If the judgement reached on day one is that there is no reason to believe that the child is suffering, or likely to suffer, significant harm, then the school may delay making a referral. The process of ‘reasonable enquiry’ has not been identified in regulations, however this includes school staff checking with all members of staff whom the child may have had contact with, and with the pupil’s friends and their parents, siblings and known relatives at this school and others.
School staff should also make telephone calls to any numbers held on record or identified, sending a letter to the last known address, home visits by some school based staff and consultation with local authority staff.
Days two to twenty-eight
If the above response was unsuccessful, the school should contact their local authority CME Officer. The local authority should make enquiries by visiting the child’s home and asking for information from the family’s neighbours and their local community – as appropriate.
The LA CME team should also check databases within the local authority, use agreed protocols to check local databases, e.g. LA housing, health and the police; check with agencies known to be involved with the family, with the local authority the child moved from originally, and with any local authority to which the child may have moved.
The child’s circumstances and vulnerability should be reviewed and reassessed regularly jointly by the school’s nominated safeguarding advisor and the CME Officer in consultation with children’s social care and the police as appropriate.
Child missing from school for more than four weeks
A child may not be removed from the school roll before the end of four weeks. After 4 weeks the child’s Common Transfer file should be uploaded to the Department for Education secure site for the transfer of pupil information when a pupil moves between schools. The CME Officer in the Local Authority must also be informed.

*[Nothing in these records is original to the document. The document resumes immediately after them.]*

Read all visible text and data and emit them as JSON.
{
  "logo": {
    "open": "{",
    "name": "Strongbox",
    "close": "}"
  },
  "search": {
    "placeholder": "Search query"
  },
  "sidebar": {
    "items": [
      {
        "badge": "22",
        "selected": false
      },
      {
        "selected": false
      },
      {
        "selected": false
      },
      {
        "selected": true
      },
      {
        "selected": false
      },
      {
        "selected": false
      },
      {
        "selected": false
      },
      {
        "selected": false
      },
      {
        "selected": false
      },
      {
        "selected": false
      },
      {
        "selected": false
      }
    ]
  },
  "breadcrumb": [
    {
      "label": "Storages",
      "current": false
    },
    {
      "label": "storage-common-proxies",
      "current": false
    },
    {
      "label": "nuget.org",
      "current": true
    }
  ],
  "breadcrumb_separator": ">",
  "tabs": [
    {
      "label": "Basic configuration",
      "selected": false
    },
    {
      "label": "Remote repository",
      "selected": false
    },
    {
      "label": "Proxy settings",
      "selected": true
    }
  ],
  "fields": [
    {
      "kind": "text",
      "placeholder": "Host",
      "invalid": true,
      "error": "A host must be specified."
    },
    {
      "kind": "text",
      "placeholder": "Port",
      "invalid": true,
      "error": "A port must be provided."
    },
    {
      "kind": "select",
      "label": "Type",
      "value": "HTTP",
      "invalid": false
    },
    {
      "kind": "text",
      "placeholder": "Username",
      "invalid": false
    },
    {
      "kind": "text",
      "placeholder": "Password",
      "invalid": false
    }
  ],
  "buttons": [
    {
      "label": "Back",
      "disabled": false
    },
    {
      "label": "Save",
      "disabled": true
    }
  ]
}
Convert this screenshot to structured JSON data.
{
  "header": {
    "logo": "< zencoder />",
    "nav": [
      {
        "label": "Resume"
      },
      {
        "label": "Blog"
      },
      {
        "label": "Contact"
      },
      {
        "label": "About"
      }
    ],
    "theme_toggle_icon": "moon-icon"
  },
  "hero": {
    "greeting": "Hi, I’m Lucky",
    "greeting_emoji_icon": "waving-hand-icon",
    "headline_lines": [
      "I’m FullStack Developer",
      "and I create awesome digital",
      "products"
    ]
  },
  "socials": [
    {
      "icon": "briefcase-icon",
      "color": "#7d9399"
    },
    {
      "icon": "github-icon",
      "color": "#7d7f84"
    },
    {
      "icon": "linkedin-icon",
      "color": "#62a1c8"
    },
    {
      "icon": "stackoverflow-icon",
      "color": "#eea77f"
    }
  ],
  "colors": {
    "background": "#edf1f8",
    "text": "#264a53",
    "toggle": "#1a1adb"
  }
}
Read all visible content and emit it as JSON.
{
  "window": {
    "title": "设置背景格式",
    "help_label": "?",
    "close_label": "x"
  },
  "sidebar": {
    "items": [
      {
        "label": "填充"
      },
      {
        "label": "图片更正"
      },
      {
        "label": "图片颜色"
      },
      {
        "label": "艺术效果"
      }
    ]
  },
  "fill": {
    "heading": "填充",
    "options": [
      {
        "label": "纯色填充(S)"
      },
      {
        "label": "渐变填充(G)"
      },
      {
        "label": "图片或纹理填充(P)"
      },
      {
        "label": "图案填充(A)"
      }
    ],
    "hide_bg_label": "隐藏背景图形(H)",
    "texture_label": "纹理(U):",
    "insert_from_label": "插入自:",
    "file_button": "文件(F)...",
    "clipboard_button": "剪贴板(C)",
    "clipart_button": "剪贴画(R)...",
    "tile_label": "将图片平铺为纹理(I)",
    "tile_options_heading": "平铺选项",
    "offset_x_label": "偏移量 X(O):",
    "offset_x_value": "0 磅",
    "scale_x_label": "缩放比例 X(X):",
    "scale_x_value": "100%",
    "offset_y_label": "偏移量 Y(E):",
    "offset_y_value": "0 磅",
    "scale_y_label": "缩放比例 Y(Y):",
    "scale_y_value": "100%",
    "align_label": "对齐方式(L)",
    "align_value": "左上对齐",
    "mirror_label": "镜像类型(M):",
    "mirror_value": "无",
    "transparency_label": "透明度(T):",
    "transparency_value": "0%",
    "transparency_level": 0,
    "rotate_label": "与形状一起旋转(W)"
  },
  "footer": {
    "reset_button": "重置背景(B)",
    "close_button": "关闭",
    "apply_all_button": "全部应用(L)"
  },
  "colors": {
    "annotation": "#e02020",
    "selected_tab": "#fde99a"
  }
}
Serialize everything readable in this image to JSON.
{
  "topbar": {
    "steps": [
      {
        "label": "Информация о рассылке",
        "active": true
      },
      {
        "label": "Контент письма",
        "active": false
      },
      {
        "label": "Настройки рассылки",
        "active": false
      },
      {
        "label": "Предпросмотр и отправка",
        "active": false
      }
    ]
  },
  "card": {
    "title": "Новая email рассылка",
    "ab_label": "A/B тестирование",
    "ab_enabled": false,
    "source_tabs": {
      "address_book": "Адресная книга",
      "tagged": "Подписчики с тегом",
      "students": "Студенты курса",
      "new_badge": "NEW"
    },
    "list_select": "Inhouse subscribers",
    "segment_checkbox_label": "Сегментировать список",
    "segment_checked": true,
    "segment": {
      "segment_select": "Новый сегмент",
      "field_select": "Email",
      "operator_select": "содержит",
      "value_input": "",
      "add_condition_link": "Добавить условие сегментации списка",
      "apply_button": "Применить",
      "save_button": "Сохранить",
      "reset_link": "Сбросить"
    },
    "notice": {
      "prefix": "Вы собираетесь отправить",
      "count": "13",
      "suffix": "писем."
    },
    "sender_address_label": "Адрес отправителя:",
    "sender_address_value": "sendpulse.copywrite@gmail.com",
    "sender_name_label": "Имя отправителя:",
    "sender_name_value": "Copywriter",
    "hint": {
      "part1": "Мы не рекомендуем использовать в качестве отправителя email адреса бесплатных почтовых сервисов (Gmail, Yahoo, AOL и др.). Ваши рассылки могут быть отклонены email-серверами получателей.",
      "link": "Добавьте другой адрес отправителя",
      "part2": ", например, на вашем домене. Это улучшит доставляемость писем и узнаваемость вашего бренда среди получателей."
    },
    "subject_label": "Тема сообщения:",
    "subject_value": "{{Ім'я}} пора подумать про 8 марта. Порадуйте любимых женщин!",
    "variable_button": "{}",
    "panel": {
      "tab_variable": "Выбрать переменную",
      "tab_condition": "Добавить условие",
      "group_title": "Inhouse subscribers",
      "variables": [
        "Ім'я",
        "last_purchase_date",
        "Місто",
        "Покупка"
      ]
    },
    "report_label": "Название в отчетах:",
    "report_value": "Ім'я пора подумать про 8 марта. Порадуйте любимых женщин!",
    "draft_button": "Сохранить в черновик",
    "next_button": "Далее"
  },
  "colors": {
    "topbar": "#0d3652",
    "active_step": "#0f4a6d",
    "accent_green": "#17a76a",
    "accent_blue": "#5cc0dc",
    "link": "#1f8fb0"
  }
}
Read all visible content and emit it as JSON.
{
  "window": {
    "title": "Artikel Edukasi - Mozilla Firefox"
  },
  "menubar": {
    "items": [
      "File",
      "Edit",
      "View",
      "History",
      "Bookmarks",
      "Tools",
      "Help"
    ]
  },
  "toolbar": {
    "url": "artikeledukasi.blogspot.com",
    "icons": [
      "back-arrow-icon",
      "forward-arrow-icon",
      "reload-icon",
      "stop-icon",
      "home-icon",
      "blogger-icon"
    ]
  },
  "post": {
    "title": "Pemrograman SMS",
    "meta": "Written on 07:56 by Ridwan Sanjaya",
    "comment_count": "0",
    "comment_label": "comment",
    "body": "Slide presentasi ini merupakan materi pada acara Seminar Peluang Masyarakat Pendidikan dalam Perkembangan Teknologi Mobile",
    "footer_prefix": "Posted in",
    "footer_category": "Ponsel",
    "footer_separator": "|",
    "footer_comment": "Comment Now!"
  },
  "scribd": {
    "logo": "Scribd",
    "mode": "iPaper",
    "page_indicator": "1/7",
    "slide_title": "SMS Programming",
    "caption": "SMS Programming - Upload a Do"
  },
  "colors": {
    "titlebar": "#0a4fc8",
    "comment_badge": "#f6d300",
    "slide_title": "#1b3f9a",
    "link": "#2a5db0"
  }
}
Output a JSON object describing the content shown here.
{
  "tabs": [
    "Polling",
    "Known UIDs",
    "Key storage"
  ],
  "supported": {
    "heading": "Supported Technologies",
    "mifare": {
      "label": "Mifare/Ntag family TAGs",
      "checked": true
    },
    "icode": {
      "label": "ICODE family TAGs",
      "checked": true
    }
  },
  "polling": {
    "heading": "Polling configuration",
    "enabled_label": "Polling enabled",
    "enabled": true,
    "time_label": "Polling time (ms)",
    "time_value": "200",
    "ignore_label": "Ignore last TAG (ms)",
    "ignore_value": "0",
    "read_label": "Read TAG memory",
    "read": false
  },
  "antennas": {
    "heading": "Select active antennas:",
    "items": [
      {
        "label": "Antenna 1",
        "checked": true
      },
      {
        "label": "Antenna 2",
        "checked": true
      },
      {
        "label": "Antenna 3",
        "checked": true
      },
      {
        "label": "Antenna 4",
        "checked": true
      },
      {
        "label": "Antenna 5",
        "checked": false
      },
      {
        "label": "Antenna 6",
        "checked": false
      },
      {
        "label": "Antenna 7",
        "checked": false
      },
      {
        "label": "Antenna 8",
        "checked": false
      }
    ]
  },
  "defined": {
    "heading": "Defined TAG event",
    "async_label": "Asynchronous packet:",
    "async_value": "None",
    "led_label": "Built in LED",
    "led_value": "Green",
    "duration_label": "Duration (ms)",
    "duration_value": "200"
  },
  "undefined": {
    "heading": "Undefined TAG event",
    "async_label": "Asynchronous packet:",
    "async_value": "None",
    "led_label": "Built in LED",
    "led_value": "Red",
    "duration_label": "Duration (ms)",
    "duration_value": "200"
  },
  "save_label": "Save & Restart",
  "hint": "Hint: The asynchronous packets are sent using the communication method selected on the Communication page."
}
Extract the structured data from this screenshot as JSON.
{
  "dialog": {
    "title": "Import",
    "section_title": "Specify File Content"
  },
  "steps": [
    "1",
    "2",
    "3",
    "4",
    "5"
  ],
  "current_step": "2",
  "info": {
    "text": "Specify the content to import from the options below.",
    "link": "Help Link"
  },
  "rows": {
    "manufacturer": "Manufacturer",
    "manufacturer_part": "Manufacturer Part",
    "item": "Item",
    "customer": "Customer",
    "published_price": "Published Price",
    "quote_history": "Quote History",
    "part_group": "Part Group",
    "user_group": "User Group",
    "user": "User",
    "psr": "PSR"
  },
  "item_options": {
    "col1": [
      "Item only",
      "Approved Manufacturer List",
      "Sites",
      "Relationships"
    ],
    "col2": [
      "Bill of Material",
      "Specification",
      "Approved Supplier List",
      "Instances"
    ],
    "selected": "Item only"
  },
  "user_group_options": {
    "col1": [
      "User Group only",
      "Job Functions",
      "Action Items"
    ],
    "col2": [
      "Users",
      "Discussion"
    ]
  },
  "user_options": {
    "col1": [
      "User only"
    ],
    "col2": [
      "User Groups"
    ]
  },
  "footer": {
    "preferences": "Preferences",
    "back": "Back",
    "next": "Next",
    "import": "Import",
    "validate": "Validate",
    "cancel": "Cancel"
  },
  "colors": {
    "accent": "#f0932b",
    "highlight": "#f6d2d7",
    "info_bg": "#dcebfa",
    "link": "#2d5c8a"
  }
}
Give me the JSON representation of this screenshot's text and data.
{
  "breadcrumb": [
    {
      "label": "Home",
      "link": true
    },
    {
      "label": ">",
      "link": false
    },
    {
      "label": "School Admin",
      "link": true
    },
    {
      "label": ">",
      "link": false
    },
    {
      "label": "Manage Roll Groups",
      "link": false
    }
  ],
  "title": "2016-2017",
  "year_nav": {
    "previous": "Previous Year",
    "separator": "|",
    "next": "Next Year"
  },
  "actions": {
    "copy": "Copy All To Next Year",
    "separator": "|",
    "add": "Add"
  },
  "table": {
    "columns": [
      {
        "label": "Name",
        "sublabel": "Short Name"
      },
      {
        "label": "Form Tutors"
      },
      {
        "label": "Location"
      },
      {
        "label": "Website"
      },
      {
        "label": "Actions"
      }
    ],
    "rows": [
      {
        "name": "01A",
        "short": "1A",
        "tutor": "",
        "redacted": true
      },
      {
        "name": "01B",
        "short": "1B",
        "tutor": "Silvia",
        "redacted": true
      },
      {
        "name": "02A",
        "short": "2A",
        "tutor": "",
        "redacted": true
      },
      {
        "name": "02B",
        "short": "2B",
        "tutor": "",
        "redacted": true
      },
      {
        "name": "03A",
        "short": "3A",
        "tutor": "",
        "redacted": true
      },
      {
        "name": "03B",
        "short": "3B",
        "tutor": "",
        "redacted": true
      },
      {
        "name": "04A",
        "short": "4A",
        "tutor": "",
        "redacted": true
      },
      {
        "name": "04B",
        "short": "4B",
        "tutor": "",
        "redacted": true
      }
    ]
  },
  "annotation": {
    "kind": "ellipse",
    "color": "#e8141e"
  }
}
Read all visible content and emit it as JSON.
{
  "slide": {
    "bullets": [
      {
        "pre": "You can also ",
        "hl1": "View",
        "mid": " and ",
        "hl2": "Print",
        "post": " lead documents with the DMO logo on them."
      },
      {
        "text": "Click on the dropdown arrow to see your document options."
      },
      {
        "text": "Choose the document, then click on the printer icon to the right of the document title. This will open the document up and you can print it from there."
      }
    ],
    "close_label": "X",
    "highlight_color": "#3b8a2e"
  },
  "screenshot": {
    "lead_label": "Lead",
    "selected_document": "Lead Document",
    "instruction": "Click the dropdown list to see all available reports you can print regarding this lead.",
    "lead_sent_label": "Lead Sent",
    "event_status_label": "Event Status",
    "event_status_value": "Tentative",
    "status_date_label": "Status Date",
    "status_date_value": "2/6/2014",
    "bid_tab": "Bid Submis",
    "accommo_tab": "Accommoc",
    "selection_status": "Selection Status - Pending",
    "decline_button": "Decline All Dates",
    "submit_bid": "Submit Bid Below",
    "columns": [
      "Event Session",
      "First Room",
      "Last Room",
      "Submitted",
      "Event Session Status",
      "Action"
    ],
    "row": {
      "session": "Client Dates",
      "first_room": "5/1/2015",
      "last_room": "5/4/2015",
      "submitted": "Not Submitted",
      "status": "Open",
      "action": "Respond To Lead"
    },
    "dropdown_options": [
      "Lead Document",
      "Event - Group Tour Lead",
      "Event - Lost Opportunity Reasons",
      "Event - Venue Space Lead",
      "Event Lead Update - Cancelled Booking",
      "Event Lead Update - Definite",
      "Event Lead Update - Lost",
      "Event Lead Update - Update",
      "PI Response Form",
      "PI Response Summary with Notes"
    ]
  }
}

Transfer of information when a pupil changes school
The Education (Pupil Information) (England) Regulations 2000 (SI 2000/297) (as amended by SI 2001/1212 and SI 2002/1680) governs the transfer of information between schools.
- Regulation 10(3) states that ‘The head teacher of the pupil’s old school shall send the information within fifteen school days of the pupil’s ceasing to be registered at the school’.
- Regulation 10 (4) states that ‘This regulation does not apply where it is not reasonably practicable for the head teacher of the old school to ascertain the pupil’s new school or where the pupil was registered at his old school for less than four weeks’.
If the CME team or any other agency becomes aware the child has moved to another school the service should ensure all relevant agencies are informed so that arrangements can be made to forward records from the previous school.
This guidance should be read in the context of the statutory duties upon local authorities and parents as set out in the following:
- The Education Act 1996;
- The Education Act 2002;
- The Children Act 1989;
- The Children Act 2004;
- Statutory guidance for local authorities: Children missing education (January 2015);
- The Education (Pupil Registration) (England) Regulations 2006, as amended (Education law regarding pupil registration where a child is on a school role): The Education (Pupil Registration) (England) (Amendment) Regulations 2013.
In particular the guidance provides for professionals seeking to exercise their duty under the following Acts to ensure that their functions are discharged having regard to the need to safeguard and promote the welfare of children.
Additionally, this guidance seeks to ensure that the duty to co-operate to improve the well-being of children under section 10 of the Children Act 2004 is discharged. All schools will have a designated teacher for looked after children. These teachers are ideally placed to assist when identifying those looked after children currently in school who may be at greater risk of going missing from education.
- The Children Act 2004;
- The Children’s Homes Regulations 2001, as amended in: The Children’s Homes and Looked after Children (Miscellaneous Amendments) (England) Regulations 2013;